=== The records ===
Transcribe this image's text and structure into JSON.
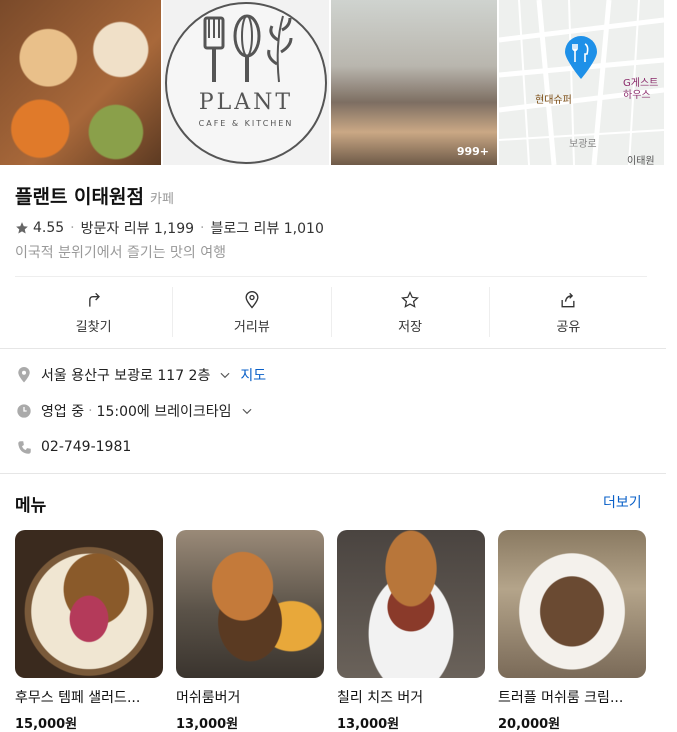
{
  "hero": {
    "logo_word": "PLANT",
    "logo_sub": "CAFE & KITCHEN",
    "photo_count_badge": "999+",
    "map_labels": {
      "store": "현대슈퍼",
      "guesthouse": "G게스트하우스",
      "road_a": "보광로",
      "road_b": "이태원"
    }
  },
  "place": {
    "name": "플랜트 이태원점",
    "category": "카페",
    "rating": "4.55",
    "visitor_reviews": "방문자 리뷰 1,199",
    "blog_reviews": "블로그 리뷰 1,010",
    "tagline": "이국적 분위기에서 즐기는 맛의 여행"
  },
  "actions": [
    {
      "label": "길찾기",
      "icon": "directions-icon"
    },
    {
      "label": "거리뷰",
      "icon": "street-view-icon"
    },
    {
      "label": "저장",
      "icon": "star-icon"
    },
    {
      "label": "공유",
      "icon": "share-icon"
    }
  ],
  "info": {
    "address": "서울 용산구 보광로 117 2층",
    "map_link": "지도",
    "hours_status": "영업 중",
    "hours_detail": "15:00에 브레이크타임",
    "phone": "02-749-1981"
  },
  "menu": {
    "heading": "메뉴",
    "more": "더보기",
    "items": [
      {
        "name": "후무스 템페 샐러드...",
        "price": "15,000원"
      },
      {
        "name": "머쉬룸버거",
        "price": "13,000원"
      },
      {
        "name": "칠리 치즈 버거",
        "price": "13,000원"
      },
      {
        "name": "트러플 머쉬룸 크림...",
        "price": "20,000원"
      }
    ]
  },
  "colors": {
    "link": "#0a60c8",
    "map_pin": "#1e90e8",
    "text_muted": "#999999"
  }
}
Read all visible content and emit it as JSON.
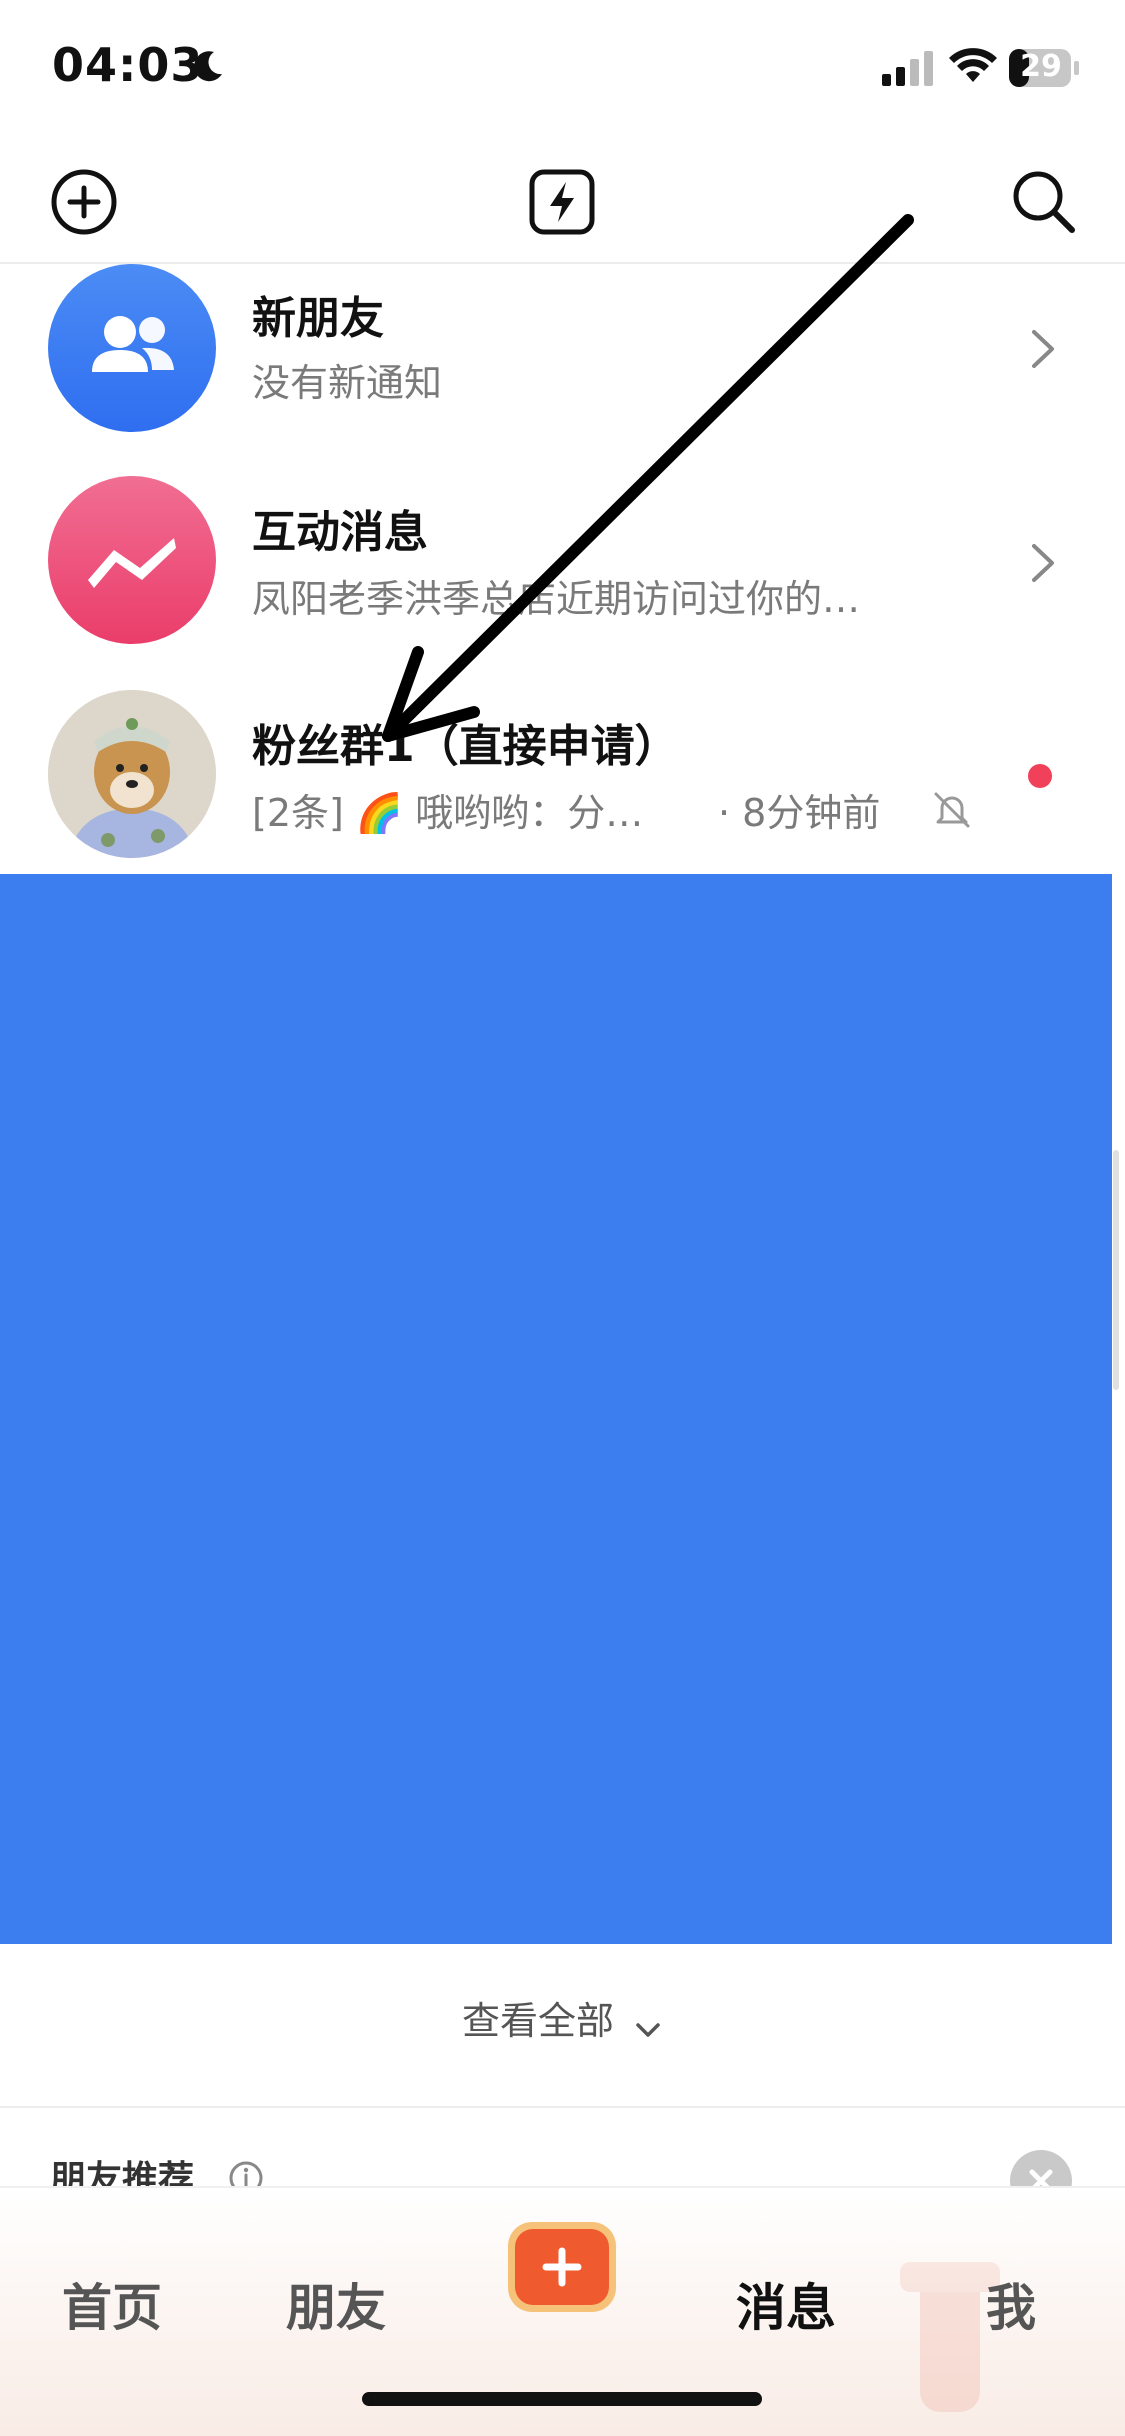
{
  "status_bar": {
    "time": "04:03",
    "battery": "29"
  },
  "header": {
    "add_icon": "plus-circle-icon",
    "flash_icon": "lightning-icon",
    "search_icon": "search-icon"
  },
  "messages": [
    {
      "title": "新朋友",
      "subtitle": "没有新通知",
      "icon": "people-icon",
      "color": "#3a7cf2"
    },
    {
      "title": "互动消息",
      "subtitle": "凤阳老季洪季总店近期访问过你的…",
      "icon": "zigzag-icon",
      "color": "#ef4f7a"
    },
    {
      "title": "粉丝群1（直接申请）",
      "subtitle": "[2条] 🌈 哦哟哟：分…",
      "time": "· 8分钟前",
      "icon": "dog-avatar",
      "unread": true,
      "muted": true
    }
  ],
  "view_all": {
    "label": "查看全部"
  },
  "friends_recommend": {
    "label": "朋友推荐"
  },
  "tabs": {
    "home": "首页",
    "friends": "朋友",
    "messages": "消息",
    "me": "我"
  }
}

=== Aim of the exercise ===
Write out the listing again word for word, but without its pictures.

=== Response area ===
Transcribe this image's text and structure into JSON.
{
  "hero": {
    "logo_word": "PLANT",
    "logo_sub": "CAFE & KITCHEN",
    "photo_count_badge": "999+",
    "map_labels": {
      "store": "현대슈퍼",
      "guesthouse": "G게스트하우스",
      "road_a": "보광로",
      "road_b": "이태원"
    }
  },
  "place": {
    "name": "플랜트 이태원점",
    "category": "카페",
    "rating": "4.55",
    "visitor_reviews": "방문자 리뷰 1,199",
    "blog_reviews": "블로그 리뷰 1,010",
    "tagline": "이국적 분위기에서 즐기는 맛의 여행"
  },
  "actions": [
    {
      "label": "길찾기",
      "icon": "directions-icon"
    },
    {
      "label": "거리뷰",
      "icon": "street-view-icon"
    },
    {
      "label": "저장",
      "icon": "star-icon"
    },
    {
      "label": "공유",
      "icon": "share-icon"
    }
  ],
  "info": {
    "address": "서울 용산구 보광로 117 2층",
    "map_link": "지도",
    "hours_status": "영업 중",
    "hours_detail": "15:00에 브레이크타임",
    "phone": "02-749-1981"
  },
  "menu": {
    "heading": "메뉴",
    "more": "더보기",
    "items": [
      {
        "name": "후무스 템페 샐러드...",
        "price": "15,000원"
      },
      {
        "name": "머쉬룸버거",
        "price": "13,000원"
      },
      {
        "name": "칠리 치즈 버거",
        "price": "13,000원"
      },
      {
        "name": "트러플 머쉬룸 크림...",
        "price": "20,000원"
      }
    ]
  },
  "colors": {
    "link": "#0a60c8",
    "map_pin": "#1e90e8",
    "text_muted": "#999999"
  }
}
Read all visible content and emit it as JSON.
{
  "status_bar": {
    "time": "04:03",
    "battery": "29"
  },
  "header": {
    "add_icon": "plus-circle-icon",
    "flash_icon": "lightning-icon",
    "search_icon": "search-icon"
  },
  "messages": [
    {
      "title": "新朋友",
      "subtitle": "没有新通知",
      "icon": "people-icon",
      "color": "#3a7cf2"
    },
    {
      "title": "互动消息",
      "subtitle": "凤阳老季洪季总店近期访问过你的…",
      "icon": "zigzag-icon",
      "color": "#ef4f7a"
    },
    {
      "title": "粉丝群1（直接申请）",
      "subtitle": "[2条] 🌈 哦哟哟：分…",
      "time": "· 8分钟前",
      "icon": "dog-avatar",
      "unread": true,
      "muted": true
    }
  ],
  "view_all": {
    "label": "查看全部"
  },
  "friends_recommend": {
    "label": "朋友推荐"
  },
  "tabs": {
    "home": "首页",
    "friends": "朋友",
    "messages": "消息",
    "me": "我"
  }
}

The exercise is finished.